◆ **HOW TO COMPLETE THIS TASK**
Below are some entries. Copy each line in them that holds "JSON".

[Dataset rows describing interfaces]
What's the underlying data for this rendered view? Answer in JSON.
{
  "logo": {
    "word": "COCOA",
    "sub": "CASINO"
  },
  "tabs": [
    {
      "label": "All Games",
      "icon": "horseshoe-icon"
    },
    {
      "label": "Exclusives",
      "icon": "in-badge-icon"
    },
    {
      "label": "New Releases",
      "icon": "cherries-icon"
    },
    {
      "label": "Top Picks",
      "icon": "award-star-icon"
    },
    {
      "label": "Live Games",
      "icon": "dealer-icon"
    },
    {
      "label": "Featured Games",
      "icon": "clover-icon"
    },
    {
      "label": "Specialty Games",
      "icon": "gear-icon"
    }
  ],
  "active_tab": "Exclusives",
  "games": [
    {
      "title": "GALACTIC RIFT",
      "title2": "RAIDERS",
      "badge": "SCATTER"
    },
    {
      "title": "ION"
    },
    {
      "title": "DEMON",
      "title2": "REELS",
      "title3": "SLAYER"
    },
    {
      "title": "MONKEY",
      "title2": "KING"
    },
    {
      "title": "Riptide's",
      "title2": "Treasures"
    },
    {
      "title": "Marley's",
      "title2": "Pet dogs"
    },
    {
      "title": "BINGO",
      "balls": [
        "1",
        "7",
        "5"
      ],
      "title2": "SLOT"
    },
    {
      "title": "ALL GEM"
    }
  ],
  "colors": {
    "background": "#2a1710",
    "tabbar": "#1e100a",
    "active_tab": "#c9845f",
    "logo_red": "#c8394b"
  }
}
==
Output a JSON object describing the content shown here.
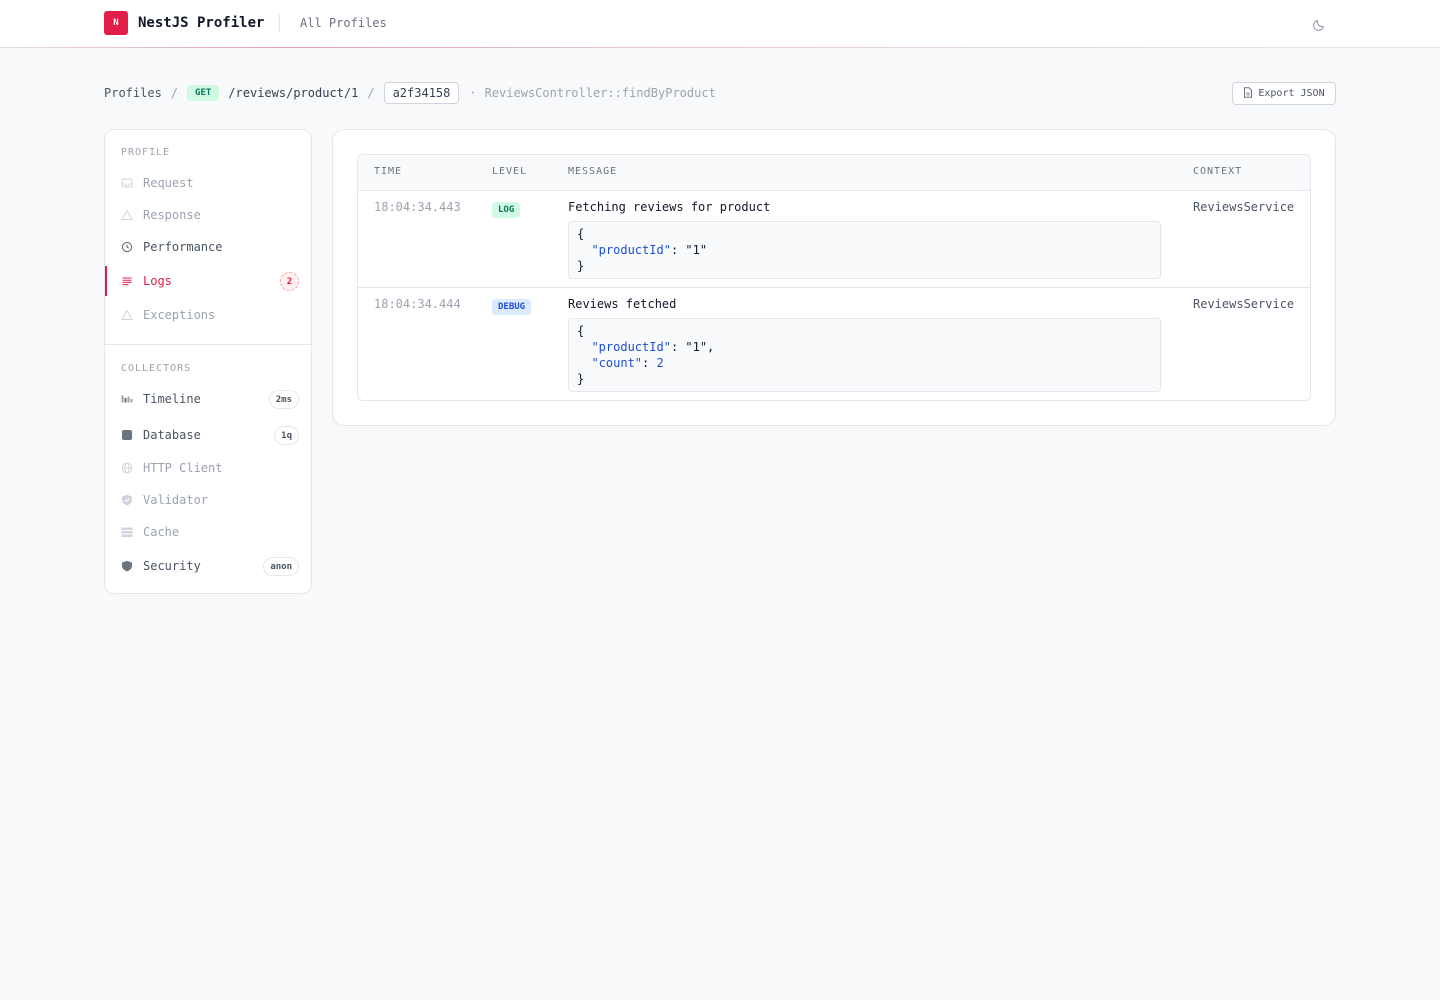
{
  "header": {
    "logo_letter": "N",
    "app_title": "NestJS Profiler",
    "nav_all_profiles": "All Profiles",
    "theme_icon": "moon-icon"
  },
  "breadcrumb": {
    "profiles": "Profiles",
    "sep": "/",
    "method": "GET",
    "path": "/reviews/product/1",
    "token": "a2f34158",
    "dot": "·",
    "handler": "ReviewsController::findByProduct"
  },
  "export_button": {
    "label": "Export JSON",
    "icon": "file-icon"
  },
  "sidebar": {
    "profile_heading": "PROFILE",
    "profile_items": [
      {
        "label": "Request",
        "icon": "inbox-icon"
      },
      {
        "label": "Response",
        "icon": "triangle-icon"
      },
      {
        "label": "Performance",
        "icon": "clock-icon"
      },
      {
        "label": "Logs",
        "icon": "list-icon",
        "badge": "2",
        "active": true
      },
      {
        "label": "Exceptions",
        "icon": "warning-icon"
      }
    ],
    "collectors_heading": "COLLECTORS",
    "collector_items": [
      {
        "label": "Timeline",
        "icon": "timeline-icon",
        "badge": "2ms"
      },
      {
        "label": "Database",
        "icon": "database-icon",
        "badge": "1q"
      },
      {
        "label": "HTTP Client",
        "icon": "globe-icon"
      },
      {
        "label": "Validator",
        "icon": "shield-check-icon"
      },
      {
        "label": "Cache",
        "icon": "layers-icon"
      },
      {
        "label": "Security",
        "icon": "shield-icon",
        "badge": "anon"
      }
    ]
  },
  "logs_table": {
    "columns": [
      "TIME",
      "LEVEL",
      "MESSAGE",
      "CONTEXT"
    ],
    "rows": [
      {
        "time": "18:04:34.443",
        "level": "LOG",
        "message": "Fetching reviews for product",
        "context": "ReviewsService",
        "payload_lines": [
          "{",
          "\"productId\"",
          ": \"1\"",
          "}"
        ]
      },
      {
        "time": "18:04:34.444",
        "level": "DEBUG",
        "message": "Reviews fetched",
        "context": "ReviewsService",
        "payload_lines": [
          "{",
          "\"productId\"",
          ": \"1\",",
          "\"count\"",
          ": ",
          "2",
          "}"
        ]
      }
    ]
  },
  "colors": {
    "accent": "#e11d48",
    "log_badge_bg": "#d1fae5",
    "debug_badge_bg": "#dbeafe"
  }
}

◆ **WRITTEN RESPONSE**
What's the underlying data for this rendered view? Answer in JSON.
Output a JSON object describing the content shown here.
    "label": "Export JSON",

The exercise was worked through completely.